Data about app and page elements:
· · · ·

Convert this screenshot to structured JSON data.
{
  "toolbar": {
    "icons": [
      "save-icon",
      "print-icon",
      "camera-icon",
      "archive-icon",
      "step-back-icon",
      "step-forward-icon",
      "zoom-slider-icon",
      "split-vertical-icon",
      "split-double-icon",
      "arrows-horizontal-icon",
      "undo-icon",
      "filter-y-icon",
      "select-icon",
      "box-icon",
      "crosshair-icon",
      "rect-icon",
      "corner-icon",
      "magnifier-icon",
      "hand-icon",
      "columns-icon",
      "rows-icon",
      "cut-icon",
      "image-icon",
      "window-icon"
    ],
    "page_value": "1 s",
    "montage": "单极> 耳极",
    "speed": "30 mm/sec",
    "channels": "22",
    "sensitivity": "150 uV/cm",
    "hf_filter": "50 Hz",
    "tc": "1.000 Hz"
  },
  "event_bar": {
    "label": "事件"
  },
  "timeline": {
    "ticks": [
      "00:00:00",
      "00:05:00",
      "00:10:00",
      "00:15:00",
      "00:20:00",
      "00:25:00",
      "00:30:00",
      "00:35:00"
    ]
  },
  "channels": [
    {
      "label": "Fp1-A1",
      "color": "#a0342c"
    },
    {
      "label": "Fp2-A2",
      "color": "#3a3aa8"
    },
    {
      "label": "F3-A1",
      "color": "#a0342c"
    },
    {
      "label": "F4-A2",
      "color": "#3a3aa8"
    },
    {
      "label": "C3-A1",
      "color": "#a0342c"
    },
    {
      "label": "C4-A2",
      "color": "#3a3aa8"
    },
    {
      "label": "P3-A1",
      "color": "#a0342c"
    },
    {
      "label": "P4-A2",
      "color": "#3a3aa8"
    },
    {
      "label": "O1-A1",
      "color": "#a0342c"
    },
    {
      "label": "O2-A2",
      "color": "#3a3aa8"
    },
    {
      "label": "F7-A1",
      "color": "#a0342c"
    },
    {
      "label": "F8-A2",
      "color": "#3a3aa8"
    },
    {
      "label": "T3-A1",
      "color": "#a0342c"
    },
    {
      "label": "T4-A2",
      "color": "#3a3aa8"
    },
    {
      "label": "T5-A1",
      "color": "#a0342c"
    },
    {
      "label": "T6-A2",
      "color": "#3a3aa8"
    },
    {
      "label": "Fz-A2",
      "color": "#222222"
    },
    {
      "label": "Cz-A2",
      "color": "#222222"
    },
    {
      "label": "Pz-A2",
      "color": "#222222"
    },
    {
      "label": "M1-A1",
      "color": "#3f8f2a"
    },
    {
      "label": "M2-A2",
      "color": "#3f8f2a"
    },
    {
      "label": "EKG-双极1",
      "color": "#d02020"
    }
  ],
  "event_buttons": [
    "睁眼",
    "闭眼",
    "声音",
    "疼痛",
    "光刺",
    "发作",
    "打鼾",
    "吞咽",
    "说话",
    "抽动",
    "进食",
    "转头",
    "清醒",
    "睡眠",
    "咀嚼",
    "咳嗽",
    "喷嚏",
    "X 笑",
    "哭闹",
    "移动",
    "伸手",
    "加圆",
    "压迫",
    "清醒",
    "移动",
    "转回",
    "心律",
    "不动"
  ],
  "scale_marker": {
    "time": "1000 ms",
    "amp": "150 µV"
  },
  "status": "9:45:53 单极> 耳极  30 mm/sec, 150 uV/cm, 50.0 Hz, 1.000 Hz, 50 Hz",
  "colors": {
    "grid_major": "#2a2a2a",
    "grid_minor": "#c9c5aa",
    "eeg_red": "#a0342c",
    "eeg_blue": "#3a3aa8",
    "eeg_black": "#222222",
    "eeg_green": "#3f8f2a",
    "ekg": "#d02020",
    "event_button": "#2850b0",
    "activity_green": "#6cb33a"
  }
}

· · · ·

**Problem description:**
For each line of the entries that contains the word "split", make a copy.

**Answer space:**
      "split-vertical-icon",
      "split-double-icon",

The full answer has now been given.